Description of the task: Show every line of the material that follows in which the word "role" occurs.

------ Information supplied

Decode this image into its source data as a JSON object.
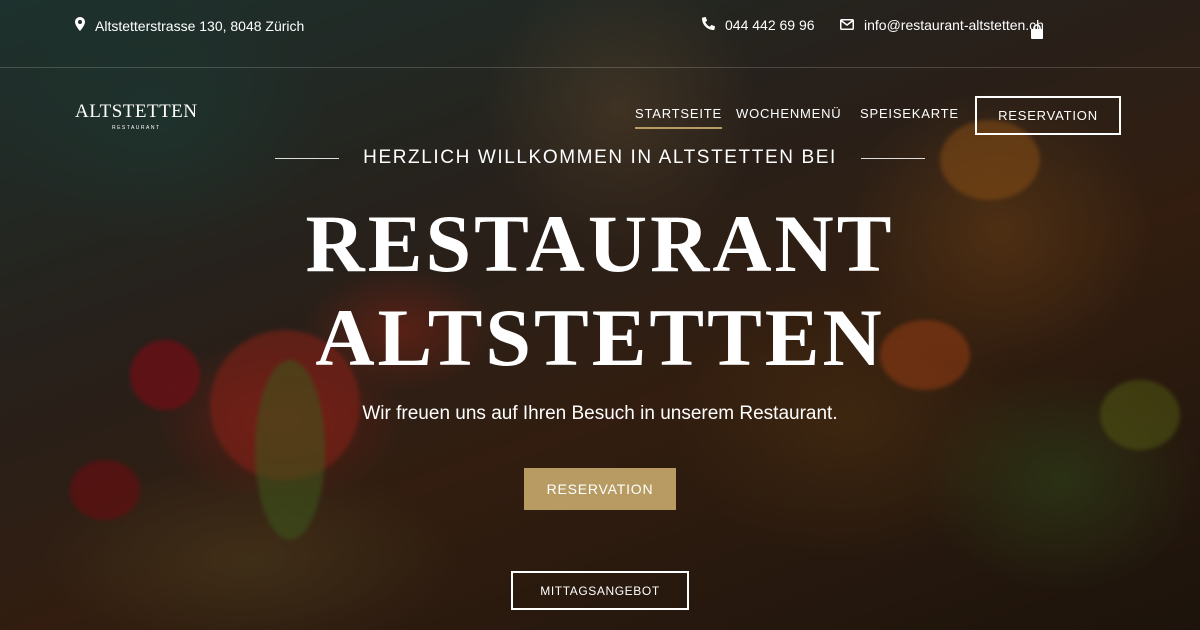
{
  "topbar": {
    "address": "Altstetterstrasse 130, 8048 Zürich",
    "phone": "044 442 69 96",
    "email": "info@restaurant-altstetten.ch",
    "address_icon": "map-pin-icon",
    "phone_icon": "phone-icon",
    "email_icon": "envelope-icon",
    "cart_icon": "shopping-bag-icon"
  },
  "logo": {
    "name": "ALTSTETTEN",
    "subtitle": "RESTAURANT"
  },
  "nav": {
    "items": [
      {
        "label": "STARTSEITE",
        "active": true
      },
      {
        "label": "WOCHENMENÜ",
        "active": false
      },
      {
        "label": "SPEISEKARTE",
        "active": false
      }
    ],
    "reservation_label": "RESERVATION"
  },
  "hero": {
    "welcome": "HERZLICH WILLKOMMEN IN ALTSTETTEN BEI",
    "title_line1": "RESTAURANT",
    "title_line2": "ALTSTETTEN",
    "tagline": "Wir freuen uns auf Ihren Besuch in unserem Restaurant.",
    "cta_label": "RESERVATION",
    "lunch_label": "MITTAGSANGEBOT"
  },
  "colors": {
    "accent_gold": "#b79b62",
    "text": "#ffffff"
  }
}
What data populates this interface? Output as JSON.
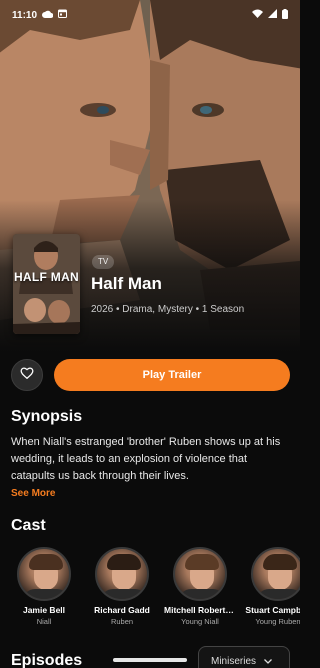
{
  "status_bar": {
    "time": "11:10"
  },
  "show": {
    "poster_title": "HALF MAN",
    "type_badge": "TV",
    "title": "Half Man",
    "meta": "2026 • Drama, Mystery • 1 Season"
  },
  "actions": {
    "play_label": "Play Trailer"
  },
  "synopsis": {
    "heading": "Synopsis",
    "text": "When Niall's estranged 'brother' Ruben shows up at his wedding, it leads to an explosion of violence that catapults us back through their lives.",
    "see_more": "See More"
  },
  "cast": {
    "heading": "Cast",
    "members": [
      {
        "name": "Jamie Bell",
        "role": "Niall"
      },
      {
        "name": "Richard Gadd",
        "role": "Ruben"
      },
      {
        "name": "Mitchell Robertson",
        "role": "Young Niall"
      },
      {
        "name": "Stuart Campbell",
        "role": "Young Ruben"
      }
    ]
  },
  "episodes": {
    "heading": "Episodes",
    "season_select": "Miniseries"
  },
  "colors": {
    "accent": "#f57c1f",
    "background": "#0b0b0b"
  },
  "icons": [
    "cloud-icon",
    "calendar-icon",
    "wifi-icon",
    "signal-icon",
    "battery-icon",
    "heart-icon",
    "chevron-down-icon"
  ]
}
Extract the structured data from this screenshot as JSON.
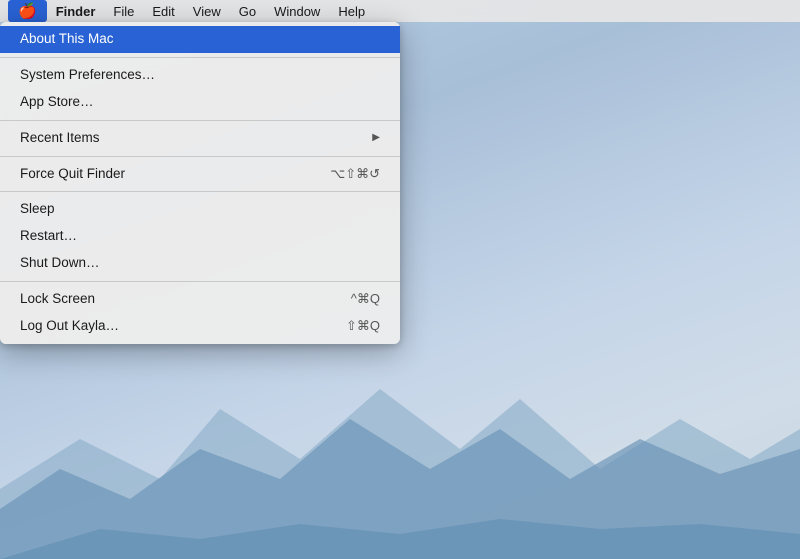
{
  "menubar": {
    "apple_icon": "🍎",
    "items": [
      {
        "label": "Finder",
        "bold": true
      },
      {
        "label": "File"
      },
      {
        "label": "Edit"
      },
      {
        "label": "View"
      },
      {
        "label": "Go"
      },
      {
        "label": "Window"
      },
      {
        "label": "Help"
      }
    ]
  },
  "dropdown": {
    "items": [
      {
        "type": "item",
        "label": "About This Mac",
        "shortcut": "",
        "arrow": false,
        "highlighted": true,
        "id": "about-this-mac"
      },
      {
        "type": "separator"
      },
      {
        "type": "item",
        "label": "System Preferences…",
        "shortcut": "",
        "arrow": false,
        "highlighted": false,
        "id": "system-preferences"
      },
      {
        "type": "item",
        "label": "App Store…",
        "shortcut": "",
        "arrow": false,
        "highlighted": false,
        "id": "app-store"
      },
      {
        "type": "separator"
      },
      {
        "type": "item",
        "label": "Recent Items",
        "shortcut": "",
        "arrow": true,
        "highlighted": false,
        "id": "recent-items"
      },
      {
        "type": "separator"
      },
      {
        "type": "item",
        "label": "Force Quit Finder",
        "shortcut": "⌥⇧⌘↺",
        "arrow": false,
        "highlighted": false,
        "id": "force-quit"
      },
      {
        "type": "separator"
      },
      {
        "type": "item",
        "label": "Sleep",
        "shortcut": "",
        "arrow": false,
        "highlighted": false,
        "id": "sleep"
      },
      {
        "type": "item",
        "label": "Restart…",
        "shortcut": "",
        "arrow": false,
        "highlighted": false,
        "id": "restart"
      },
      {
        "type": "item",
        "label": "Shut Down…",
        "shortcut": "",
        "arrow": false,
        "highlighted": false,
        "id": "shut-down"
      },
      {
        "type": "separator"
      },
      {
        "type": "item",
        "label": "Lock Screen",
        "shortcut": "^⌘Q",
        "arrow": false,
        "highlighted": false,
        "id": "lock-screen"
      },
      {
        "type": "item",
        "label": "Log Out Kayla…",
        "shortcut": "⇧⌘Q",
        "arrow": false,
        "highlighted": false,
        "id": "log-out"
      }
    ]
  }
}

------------
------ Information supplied

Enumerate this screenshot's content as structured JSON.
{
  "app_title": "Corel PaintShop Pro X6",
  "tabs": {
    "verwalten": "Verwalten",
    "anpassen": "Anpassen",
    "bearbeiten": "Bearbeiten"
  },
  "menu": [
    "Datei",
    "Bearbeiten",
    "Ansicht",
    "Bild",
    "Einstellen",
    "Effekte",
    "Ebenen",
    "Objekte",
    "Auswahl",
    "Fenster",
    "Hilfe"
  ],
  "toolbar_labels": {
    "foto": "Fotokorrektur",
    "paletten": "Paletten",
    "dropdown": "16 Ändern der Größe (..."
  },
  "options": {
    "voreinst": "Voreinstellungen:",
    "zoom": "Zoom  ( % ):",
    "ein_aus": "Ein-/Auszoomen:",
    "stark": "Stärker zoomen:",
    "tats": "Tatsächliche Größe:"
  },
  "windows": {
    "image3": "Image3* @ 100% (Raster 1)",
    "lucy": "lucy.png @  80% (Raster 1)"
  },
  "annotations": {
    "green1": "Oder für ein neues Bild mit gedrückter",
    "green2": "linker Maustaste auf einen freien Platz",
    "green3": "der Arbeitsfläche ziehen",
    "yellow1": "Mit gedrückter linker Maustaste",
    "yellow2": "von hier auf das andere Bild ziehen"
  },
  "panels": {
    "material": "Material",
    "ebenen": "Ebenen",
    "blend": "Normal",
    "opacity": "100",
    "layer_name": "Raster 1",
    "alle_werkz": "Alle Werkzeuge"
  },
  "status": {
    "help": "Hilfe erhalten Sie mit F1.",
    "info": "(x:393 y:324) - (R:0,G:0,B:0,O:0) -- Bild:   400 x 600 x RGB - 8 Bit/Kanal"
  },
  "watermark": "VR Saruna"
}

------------
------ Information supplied

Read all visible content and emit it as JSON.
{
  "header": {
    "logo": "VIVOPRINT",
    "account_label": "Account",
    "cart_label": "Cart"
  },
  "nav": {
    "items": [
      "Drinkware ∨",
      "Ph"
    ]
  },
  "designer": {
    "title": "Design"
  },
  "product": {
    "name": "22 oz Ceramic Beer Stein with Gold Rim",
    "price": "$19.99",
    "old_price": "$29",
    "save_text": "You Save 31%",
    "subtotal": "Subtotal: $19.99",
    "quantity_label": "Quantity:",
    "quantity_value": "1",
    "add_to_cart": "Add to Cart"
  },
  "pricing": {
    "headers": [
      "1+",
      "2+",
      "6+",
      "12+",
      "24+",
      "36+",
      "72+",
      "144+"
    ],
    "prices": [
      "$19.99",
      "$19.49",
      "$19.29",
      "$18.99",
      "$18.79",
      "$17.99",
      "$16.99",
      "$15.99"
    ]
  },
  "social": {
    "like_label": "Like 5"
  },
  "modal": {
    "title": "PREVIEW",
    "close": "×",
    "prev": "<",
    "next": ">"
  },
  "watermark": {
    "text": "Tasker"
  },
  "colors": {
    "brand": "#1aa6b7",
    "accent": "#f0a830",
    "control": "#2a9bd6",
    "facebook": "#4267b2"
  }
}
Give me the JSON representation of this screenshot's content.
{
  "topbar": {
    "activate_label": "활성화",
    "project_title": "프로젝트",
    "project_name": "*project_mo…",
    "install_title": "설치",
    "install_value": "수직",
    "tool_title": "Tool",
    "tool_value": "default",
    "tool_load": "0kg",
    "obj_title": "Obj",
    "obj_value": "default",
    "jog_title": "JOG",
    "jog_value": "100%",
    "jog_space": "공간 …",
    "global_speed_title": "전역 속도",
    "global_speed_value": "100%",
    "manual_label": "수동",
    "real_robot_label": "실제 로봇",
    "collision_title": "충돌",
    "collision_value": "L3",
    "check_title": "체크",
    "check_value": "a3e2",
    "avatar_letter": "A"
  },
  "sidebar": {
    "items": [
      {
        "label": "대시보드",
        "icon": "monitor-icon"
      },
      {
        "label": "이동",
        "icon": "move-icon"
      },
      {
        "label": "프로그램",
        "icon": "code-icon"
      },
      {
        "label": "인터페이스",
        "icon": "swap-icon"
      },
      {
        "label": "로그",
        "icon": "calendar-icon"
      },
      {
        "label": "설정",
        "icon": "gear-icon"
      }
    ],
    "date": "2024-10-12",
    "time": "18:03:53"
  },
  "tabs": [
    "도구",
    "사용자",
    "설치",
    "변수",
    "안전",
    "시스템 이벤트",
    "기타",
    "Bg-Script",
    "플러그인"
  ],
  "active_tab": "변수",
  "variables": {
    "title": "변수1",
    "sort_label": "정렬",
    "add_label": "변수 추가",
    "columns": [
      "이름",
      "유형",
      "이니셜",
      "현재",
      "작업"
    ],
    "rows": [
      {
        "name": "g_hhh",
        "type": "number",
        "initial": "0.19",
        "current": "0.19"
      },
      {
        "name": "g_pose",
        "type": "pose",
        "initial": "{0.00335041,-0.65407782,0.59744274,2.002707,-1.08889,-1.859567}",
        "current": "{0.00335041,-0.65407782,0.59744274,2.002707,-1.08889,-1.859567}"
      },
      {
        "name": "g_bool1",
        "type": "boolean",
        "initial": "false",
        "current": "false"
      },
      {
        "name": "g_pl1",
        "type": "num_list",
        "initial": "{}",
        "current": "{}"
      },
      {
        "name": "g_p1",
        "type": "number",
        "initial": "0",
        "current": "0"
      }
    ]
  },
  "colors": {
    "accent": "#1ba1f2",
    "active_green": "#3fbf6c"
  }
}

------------

Solution for this exercise:
        "role": "Niall"
        "role": "Ruben"
        "role": "Young Niall"
        "role": "Young Ruben"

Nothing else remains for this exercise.